Of the 2700 Liberty Ships built between 1941 and 1944, this is the only one left in its original and full operating condition.It can be seen at its berth in San Francisco, and even does trips around the Bay at certain times.I have reproduced this info from its own pamphlet.All photo’s were taken by Steve Carpenter of Sound Diving
Like most ships at the time, the 0 ‘Brien was built for a government agency known as the War Shipping Administration (WSA). The WSA then chartered the vessel to Grace Line (a commercial steamship company) to operate for them under a contract known as a General Agency Agreement. This took place in June of 1943. During the period July 1943 to October 1944, the Jeremiah 0 ‘Brien made four voyages between the United States and Great Britain. On these trips the ship traveled as part of a convoy. Convoys were found to be an effective deterrent to submarine attack as far back as World War I. In World War II they were no less effective. On her fourth voyage the O’Brien was diverted into a shuttle run between England and the newly taken Omaha and Utah beachheads at Normandy.
Making her first run just four days after D-Day, the ship completed 11 such trips before returning to the States.

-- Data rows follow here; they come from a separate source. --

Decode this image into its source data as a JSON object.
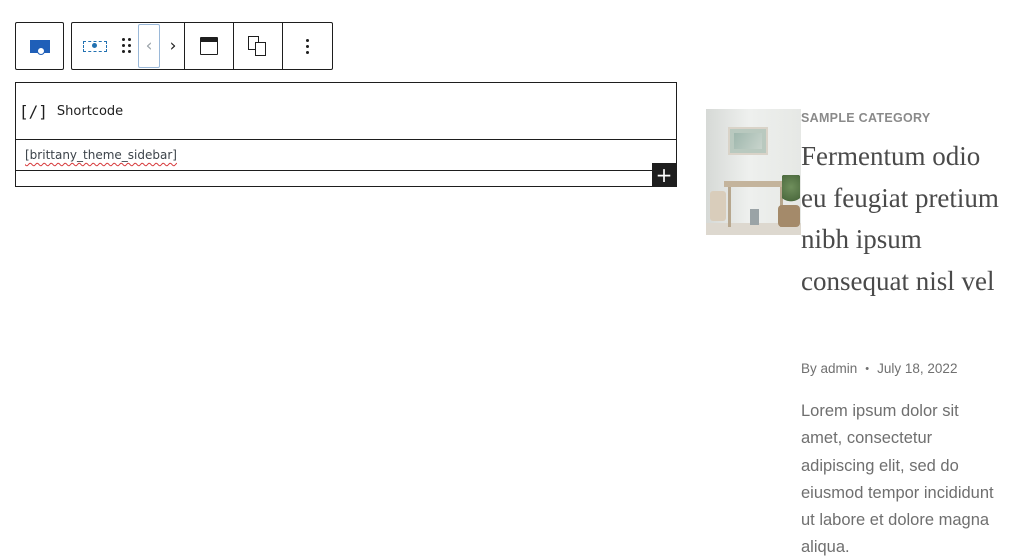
{
  "toolbar": {
    "parent_selector": {
      "icon": "cover-block-icon",
      "color": "#1f5fb8"
    },
    "block_type": {
      "icon": "shortcode-block-icon",
      "color": "#2271b1"
    },
    "drag": {
      "icon": "drag-handle-icon"
    },
    "move_left": {
      "glyph": "‹"
    },
    "move_right": {
      "glyph": "›"
    },
    "align": {
      "icon": "align-full-width-icon"
    },
    "transform": {
      "icon": "transform-icon"
    },
    "more": {
      "icon": "more-vertical-icon"
    }
  },
  "shortcode_block": {
    "bracket_icon": "[/]",
    "label": "Shortcode",
    "value": "[brittany_theme_sidebar]",
    "add_block_glyph": "+"
  },
  "post": {
    "category": "SAMPLE CATEGORY",
    "title": "Fermentum odio eu feugiat pretium nibh ipsum consequat nisl vel",
    "author": "By admin",
    "separator": "•",
    "date": "July 18, 2022",
    "excerpt": "Lorem ipsum dolor sit amet, consectetur adipiscing elit, sed do eiusmod tempor incididunt ut labore et dolore magna aliqua."
  }
}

Former crewmen report the O’Brien’s gunners engaged enemy aircraft during the Normandy campaign and that she was the possible target of at least two bomb attacks and one torpedo.
The O’Brien’s fifth voyage, beginning in October of 1944, went from New York through the Panama Canal to Chile and Peru, returning to New Orleans. Her sixth voyage was a quick trip to the Philippines and back, although this time she returned to San Francisco. Our gallant ship’s seventh voyage, her last, took place from July 1945 to January 1946. Sailing from San Francisco, she went to Australia, Calcutta, Shanghai, Manila and then returned to San Francisco. On the final return voyage the 0 ‘Brien carried 11 Australian war brides to the United States to join their new American husbands.
While there were no passenger accommodations on board, with the war over, the war brides were able to use the vacant gunner’s quarters in the after deck house as a dormitory. The SS Jeremiah 0 ‘Brien earned six decorations for wartime service: the Merchant Marine Combat Bar, the Atlantic, the Pacific, the Mediterranean/Middle East War Zone Bars, the Philippine Liberation Medal and the Victory Medal. With the war over there were far more ships than needed for peacetime trade routes. The O’Brien, along with hundreds of her sisters was put in mothballs at Suisun Bay near San Francisco. She entered that fleet in February, 1946. It would be 33 years before she returned to service. As time passed, the ships in the reserve fleet were disposed of. Some were sold to foreign countries or went into commercial service under the American flag, others were scrapped and still others were sunk as artificial fishing reefs.
In the 1960’s a plan was conceived to save a Liberty Ship for posterity. Untouched and in excellent condition, lay the SS Jeremiah O’Brien. She had the added attraction of being unaltered. In 1978, the National Liberty Ship Memorial, Inc., a California non- profit corporation was formed to restore, preserve, maintain and present to the public, an original, unaltered Liberty ship. That ship would be the Jeremiah O’Brien. Since then, an enormous amount of work, mostly by volunteers, has gone into restoring and preserving the ship. The first annual cruise was on May 21, 1980 and she has been sailing ever since. Much more needs to be done and there is an ever present need for spare parts, tools of all sorts, and various technical services. Anyone able to help in these areas is encouraged to contact the NLSM in San Francisco at 415-441-3101. Help keep our history alive!
WHO WAS JEREMIAH O’BRIEN?
A Scotch-Irish lumberjack from Machias, in the “Province of Main,” Jeremiah O’Brien was the off- spring of a family that settled in that area in 1765, Ten years later trouble with the British Crown boiled over. The residents of Machias were firmly pro-Colonist. In the spring of 1775 a shipment of Machias pine was loaded into two of Captain Jones’ sloops. Normally the lumber would be sold in Boston, but unsure of the situation there, the townspeople instructed Jones to sell the lumber along the coast. Capt. Jones, anxious to move his family away from Boston and out of harm’s way, ignored the instructions and went directly there. He made a deal with the British. In exchange for the promise that he would. return to Boston with a load of lumber to build barracks for British troops, he was allowed to move his family.
Loading his sloops with badly needed supplies for Machias, Capt. Jones sailed from Boston. Admiral Graves of the British Navy wanted to be sure the Colonist kept his word. He instructed the armed schooner Margaretta to escort Jones’ ships. When the ships arrived and the townspeople heard of Jones’ deal, they became angry. In protest, they erected a Liberty Pole. When Captain Moore of the Margaretta saw it he ordered it taken down, threatening to fire on the town if his order wasn’t followed. After several town meetings, a plan was formulated to capture the British ship. One of Jones’ vessels, the Unity, was seized for the purpose and on June 12, 1776, with Jeremiah O’Brien in command went in pursuit of the Margaretta. He successfully captured it. This was the first naval battle of the Revolutionary War.